[App and web page records]

══════════

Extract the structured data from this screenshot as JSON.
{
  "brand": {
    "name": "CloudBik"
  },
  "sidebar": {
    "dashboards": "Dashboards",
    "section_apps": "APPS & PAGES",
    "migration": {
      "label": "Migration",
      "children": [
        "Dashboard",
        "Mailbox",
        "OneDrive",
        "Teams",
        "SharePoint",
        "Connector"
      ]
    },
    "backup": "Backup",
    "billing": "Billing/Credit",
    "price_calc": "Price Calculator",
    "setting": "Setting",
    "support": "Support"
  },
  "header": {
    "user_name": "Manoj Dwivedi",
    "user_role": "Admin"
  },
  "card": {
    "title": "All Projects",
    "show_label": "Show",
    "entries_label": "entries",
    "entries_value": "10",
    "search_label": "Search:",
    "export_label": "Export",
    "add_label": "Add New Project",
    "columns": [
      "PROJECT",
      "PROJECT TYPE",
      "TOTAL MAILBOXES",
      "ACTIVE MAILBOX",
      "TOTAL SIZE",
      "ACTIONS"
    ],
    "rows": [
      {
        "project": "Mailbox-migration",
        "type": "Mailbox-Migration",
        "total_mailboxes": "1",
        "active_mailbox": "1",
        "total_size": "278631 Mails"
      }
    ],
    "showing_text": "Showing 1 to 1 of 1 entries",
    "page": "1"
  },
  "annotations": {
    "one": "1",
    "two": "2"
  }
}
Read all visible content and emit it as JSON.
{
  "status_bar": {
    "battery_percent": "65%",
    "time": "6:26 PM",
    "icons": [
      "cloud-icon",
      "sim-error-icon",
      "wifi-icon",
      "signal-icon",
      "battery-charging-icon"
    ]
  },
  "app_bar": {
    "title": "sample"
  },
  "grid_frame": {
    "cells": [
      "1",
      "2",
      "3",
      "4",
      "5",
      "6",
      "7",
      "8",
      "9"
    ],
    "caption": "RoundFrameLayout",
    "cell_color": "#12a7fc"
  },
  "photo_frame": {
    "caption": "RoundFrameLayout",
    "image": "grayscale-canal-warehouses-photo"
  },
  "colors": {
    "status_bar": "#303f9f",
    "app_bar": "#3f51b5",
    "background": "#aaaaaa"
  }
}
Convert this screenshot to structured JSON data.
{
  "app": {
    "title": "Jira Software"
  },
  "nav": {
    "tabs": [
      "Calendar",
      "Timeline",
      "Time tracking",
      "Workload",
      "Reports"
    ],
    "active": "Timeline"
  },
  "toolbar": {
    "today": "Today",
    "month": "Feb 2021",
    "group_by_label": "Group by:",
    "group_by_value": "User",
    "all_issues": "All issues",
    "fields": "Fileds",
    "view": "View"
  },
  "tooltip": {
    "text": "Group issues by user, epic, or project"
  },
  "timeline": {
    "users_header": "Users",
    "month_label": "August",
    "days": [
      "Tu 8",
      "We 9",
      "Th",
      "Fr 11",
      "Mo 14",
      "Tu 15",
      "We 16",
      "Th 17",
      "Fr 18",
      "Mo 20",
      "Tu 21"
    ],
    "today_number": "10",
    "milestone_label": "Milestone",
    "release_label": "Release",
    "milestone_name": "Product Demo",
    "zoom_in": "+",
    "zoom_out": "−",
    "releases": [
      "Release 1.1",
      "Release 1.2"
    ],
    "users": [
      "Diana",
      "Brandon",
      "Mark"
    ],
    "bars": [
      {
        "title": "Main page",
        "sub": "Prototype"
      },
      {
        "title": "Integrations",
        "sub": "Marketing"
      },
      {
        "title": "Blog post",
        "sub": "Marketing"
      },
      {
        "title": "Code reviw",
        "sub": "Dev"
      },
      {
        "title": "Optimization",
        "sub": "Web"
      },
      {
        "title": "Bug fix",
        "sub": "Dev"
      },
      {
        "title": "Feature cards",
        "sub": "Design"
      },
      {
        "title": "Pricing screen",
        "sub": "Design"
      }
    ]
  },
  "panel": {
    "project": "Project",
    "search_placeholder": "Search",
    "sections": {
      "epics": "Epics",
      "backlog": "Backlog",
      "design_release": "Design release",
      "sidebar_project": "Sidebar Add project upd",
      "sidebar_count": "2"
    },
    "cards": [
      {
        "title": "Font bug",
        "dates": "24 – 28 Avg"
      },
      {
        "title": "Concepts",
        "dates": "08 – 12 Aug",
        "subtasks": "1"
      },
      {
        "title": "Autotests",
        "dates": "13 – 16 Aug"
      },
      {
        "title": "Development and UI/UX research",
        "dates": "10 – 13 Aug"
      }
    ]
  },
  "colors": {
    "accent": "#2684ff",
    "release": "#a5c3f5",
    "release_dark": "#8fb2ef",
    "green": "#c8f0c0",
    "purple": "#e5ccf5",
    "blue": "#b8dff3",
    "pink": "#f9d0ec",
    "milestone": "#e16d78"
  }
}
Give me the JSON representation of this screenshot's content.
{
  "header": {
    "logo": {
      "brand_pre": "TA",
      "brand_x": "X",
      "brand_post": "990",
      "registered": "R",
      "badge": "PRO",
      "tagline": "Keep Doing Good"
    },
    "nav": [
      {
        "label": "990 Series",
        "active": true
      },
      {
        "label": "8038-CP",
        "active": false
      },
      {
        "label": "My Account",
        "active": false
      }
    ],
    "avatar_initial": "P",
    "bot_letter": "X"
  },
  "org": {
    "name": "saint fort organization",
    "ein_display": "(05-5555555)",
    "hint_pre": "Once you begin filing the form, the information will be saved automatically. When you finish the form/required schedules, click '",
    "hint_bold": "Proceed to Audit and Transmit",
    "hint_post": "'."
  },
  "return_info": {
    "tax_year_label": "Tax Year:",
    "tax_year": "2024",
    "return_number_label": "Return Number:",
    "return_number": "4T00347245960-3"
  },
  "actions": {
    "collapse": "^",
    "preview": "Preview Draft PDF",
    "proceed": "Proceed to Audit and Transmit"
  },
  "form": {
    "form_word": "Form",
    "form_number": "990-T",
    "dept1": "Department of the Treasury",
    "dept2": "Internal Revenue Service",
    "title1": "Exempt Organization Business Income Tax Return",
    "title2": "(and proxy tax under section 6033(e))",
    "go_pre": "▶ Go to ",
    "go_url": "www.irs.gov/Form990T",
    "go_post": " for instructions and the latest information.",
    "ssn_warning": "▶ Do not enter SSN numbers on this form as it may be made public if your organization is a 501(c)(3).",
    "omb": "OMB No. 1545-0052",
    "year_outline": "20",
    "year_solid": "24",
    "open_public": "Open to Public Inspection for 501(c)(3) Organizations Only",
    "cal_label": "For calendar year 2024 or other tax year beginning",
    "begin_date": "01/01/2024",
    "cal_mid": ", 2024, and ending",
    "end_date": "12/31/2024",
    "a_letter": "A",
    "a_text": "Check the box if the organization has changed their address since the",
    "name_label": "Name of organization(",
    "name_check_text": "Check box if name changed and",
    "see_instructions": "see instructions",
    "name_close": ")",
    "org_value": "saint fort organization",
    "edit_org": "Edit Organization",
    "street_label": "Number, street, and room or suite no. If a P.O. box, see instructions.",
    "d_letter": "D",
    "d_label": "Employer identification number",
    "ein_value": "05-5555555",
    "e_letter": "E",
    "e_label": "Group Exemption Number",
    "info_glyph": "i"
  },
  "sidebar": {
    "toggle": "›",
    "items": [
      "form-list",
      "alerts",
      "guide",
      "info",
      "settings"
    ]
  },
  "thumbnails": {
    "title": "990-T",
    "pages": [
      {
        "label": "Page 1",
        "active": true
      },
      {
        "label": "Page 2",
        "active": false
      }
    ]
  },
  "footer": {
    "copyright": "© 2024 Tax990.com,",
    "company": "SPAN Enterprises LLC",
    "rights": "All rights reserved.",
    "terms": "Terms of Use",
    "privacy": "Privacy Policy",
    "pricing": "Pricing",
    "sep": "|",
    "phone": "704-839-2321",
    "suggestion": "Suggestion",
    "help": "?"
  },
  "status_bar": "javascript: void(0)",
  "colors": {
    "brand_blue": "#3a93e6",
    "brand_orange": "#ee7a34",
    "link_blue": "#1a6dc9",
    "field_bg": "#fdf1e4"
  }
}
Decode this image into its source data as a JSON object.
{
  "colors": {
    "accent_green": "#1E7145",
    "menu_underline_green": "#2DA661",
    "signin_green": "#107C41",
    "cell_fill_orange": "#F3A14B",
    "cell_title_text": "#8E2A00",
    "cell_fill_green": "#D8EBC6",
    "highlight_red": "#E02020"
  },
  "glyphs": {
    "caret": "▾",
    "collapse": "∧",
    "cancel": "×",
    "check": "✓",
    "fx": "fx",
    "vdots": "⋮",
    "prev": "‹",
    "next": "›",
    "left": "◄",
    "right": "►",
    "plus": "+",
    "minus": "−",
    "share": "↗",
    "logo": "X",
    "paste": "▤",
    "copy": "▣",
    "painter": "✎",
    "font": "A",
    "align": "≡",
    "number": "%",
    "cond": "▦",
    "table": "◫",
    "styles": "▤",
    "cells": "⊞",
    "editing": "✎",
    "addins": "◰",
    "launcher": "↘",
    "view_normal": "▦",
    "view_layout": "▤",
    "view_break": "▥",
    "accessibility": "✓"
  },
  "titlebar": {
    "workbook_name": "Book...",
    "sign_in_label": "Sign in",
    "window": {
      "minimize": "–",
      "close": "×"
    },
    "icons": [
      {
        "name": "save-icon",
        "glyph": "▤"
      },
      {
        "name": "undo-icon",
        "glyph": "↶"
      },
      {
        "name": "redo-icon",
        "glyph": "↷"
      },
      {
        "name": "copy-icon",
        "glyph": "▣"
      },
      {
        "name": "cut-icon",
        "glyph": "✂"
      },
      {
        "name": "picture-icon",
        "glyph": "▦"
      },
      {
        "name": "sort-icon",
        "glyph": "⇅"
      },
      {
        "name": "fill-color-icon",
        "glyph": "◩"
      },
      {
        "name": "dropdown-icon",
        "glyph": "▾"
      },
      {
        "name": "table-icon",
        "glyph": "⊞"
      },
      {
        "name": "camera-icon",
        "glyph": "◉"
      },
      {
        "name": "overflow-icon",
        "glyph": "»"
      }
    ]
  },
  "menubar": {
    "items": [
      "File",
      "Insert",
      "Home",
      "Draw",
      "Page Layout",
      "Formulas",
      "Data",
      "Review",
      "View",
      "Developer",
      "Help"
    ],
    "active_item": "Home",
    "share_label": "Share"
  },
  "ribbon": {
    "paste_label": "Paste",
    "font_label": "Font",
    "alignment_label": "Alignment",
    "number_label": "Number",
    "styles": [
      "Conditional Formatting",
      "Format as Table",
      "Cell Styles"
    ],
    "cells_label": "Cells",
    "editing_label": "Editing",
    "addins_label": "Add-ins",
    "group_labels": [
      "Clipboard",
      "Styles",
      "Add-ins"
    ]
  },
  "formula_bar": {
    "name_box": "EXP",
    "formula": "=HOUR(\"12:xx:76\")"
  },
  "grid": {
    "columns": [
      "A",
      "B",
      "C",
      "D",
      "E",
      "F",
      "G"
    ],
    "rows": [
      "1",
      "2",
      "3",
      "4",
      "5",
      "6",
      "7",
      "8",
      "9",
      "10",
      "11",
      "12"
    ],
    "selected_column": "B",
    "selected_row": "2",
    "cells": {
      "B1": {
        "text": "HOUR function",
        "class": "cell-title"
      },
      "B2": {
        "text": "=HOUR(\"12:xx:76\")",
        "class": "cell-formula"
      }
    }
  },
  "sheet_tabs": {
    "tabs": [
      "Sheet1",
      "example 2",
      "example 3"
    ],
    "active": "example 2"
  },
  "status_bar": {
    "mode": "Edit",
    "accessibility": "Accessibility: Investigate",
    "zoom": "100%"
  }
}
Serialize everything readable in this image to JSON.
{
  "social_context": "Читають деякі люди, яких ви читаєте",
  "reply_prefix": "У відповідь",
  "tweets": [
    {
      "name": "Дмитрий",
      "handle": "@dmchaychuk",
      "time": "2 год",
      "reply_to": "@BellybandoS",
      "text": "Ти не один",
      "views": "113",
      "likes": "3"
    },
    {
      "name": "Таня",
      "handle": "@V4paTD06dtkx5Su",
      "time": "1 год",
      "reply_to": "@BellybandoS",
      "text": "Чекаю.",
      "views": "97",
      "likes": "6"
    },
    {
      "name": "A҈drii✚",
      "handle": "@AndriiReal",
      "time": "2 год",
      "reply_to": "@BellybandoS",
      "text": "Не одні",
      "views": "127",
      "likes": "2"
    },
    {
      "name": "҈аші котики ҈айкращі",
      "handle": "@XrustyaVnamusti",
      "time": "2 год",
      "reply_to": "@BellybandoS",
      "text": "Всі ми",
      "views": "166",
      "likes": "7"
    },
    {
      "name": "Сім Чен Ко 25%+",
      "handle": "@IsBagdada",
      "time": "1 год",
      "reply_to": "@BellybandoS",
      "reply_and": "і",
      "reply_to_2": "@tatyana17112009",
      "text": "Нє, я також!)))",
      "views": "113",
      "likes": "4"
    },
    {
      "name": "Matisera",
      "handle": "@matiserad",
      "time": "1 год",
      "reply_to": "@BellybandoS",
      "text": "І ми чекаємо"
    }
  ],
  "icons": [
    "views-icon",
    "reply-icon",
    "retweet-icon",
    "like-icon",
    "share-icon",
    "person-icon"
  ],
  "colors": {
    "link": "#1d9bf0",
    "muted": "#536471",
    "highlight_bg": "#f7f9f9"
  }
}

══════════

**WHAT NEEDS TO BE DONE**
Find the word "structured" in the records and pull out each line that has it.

**SOLUTION FOR THIS PROBLEM**
Extract the structured data from this screenshot as JSON.
Convert this screenshot to structured JSON data.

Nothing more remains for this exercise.